Adelaide, South Australia
Street in Pooraka
|Location||12 km (7 mi) N of Adelaide city centre|
|LGA(s)||City of Salisbury|
Pooraka was originally a subdivision of section 97 of the Hundred of Yatala, the latter spanning from Grand Junction Road, at Gepps Cross, to a point north of Montague Road. It was originally known as Dry Creek after the local watercourse (Dry Creek), which is now the name of a modern industrial locality west of Pooraka, at the creek's mouth (Dry Creek, South Australia). In 1916, the District Council of Yatala renamed the suburb Pooraka, which was believed to be an indigenous Kaurna word meaning 'dry', however, according to modern expert Robert Amery, the name bears no resemblance to the Kaurna words for 'dry' or 'creek'. The term has been identified as a New South Welsh indigenous name for the turpentine tree, which is not found in South Australia.

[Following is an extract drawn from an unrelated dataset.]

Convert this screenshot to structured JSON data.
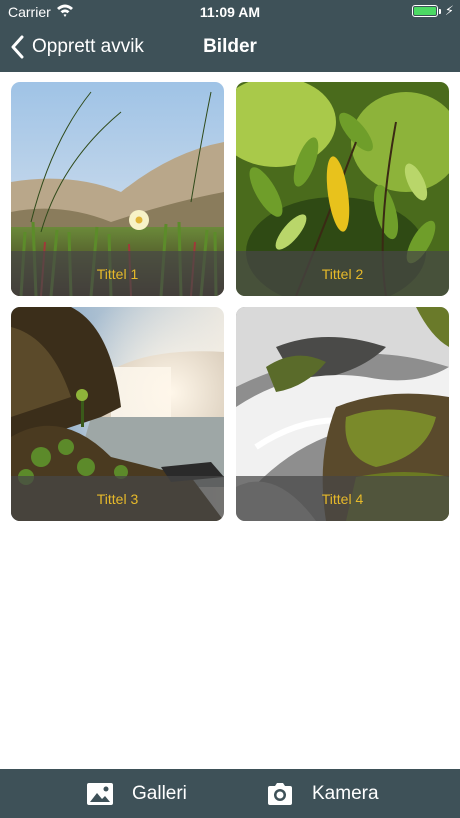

Pooraka East Post Office opened on 1 December 1965 and closed in 1986. A railway station on the Northfield railway line (initially known as Abattoirs, but later renamed Pooraka) operated from 1913 until it was closed on 29 May 1987.
Derivation of Name: Abna meaning dry; Other Details: Originally a private subdivision of Section 97. A request from the South Australian Housing Trust to alter a portion of the suburb to Montague Farm was not approved by the Minister for the Environment & Natural Resources on 10/10/1995. Portion of suburb included in 1998 into the suburb of Mawson Lakes. Portion excluded from the suburb of Cavan and added to the suburb of Pooraka on 14/9/2006.
Pooraka is [a] puzzling case. 'In 1916 the Yatala District Council discarded the name "Dry Creek" as applied to the old post office, in favour of Pooraka, a native word meaning "dry creek'" (Cockburn 1908:56; 1990:63) while Praite and Tolley (1970:148) say it means 'dry waterhole', also found in Endacott (1955:48), a source which draws primarily on Victorian materials. The origins of Pooraka are obscure. It bears no resemblance to documented Kaurna words for 'dry' or 'creek'. Yet it was named at a time before the appearance of books promoting the use of Aboriginal words from anywhere and everywhere. Perhaps it was in fact the original name for the Dry Creek watercourse itself. However, Pooraka does appear in Ingamells (1955) and Reed (1967) with the same spelling, where it is identified as a New South Wales word meaning 'turpentine tree'.